Hounsou has the most electrifying performance, managing to make you scared, cry, sympathize and laugh through very few lines and many facial expressions. He puts his heart into a role that is made for him.
Bowen and Archer's relationship arises more from desperation than romance. The tension between the two matches the movie's overall anxiety. At moments, it seems a bit strained, but the main idea is clear: the "love" story is not the predominant interest here.

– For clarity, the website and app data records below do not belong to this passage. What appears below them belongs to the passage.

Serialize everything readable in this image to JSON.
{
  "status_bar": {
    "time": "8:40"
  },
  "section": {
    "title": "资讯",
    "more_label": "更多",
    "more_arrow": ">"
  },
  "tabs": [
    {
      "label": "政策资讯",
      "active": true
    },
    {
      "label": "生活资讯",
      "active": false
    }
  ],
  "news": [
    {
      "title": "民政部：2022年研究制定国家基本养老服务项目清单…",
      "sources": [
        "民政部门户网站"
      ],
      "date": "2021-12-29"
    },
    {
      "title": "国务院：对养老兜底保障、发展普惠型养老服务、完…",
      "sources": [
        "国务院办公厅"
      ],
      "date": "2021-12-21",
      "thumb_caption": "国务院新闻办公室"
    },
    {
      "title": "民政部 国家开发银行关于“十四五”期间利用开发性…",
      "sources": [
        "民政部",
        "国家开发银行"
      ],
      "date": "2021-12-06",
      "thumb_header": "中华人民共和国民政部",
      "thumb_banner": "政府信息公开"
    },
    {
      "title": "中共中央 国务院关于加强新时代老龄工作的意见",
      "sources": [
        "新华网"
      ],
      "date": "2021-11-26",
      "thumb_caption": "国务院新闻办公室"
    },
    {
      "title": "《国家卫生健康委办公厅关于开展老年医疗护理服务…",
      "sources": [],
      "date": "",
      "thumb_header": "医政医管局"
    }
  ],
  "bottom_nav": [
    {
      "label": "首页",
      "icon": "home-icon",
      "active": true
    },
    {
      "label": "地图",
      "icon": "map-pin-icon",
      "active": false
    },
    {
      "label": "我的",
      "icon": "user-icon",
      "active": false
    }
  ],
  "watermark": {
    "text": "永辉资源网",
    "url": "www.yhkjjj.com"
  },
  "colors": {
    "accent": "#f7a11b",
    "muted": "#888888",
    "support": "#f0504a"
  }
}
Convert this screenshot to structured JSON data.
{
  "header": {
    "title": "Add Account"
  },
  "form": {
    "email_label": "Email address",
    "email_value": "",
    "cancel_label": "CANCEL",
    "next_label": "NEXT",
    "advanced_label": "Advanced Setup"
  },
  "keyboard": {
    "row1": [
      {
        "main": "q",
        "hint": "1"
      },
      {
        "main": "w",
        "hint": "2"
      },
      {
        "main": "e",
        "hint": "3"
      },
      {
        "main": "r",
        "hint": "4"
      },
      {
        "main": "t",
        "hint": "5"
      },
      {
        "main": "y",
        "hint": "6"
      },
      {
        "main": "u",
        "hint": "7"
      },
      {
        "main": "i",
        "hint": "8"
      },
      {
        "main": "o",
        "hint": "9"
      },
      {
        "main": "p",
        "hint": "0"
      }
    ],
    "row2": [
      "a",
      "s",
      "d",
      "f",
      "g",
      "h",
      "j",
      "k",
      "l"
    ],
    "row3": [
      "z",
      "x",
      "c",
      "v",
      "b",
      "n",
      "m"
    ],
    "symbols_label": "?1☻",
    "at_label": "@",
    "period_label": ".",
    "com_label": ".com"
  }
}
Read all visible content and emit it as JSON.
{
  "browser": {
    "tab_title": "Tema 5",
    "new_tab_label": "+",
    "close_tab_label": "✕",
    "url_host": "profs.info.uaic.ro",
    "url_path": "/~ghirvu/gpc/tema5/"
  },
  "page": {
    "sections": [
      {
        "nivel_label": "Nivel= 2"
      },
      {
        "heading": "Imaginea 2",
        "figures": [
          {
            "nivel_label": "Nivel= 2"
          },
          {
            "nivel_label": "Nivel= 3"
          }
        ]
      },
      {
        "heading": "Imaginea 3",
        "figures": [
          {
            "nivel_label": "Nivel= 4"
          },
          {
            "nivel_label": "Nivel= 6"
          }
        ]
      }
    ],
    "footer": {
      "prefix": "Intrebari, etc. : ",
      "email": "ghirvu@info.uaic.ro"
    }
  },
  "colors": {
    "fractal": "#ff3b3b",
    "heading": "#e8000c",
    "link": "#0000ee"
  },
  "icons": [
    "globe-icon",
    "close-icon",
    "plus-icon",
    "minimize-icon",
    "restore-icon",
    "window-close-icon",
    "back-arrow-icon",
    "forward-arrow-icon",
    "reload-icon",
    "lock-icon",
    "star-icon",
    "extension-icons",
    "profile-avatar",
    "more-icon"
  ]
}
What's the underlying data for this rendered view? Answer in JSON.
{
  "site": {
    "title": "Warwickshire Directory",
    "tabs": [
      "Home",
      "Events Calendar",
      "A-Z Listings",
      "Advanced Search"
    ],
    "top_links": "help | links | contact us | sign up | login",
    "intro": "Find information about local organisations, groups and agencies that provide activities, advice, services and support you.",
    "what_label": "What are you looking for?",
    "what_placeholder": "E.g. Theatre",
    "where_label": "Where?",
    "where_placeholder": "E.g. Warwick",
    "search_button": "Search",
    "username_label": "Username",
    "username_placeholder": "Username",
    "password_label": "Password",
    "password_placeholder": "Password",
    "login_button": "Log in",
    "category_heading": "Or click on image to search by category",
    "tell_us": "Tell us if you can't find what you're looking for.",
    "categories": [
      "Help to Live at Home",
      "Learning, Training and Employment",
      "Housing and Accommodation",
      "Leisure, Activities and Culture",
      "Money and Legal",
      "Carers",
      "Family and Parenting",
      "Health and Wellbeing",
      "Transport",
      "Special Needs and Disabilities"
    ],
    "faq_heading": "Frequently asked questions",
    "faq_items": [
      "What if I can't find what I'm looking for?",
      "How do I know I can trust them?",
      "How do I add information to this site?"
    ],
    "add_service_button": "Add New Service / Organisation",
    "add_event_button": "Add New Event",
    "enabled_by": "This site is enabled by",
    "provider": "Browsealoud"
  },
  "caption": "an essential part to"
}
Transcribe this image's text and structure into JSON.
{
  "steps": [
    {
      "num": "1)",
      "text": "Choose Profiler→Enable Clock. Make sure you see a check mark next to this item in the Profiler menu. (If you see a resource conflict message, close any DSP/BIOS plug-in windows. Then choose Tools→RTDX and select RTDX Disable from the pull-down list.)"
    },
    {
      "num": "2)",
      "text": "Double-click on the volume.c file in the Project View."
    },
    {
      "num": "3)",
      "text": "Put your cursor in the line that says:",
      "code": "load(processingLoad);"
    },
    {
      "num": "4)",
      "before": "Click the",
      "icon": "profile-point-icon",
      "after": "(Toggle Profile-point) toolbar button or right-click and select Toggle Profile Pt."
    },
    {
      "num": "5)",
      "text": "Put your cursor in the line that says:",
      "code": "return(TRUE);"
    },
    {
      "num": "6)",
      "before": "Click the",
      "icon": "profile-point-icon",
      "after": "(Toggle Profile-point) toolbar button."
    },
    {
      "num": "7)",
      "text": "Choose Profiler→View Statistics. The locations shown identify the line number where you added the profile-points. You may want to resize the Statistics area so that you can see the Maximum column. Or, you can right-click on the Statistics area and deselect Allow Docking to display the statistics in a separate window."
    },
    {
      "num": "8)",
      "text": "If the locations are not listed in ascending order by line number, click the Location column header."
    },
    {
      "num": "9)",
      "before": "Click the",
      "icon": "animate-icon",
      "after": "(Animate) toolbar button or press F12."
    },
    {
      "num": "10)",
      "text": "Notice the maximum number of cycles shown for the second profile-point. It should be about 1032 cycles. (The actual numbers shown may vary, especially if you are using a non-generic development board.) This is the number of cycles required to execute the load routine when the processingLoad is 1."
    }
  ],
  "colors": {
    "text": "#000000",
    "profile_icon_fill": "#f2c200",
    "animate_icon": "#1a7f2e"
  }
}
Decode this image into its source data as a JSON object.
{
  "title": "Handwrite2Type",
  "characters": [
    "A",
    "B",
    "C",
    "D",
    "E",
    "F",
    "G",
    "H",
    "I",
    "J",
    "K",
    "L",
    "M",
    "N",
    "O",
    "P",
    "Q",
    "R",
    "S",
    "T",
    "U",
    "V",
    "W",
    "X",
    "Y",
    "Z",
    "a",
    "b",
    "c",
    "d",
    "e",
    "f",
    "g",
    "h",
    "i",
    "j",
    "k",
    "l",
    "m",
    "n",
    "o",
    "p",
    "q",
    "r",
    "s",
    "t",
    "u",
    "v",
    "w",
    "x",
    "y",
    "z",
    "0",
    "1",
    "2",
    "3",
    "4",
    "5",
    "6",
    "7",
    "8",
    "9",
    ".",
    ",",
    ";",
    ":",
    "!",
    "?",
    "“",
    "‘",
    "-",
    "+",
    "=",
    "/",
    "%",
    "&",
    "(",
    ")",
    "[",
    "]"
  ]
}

One of the film's more poignant moments is when Vandy's beloved and only son Dia is taken by soldiers and brainwashed into becoming a loyal rebel. Watching a nine-year-old shoot mothers and children is horrifying, and Zwick does a great job making the sweet and intelligent. It's these types of scenes that stick with you: a truck pulling along a dead body, rebels partying amongst the dead and pouring liquor over them, an entire country compacted into one refugee camp, all giving very vivid images of a life Americans aren't familiar with.
Ten years ago when these events were actually happening, DiCaprio was charming us with his boyish looks and charismatic roles. In probably the most unlikable character he has portrayed in his career, it is clear to see how far he has come along.
"Playing a character that is so opportunistic and narcissistic, I didn't agree with so many of the character's choices, and that's a hard role to play, especially when you are in Africa and can actually see the effects," he said in a phone interview with The Beacon.
The complexity, selfishness, and anger are sides we haven't seen in him-at least not all at once. Focusing only on his performance in this film is impossible. He is clearly part of a tandem with Hounsou, and much more enjoyable to watch when he is in a scene with either him or Connelly.
As for the unintentional political message-well, you may not rush out to buy a diamond any time soon.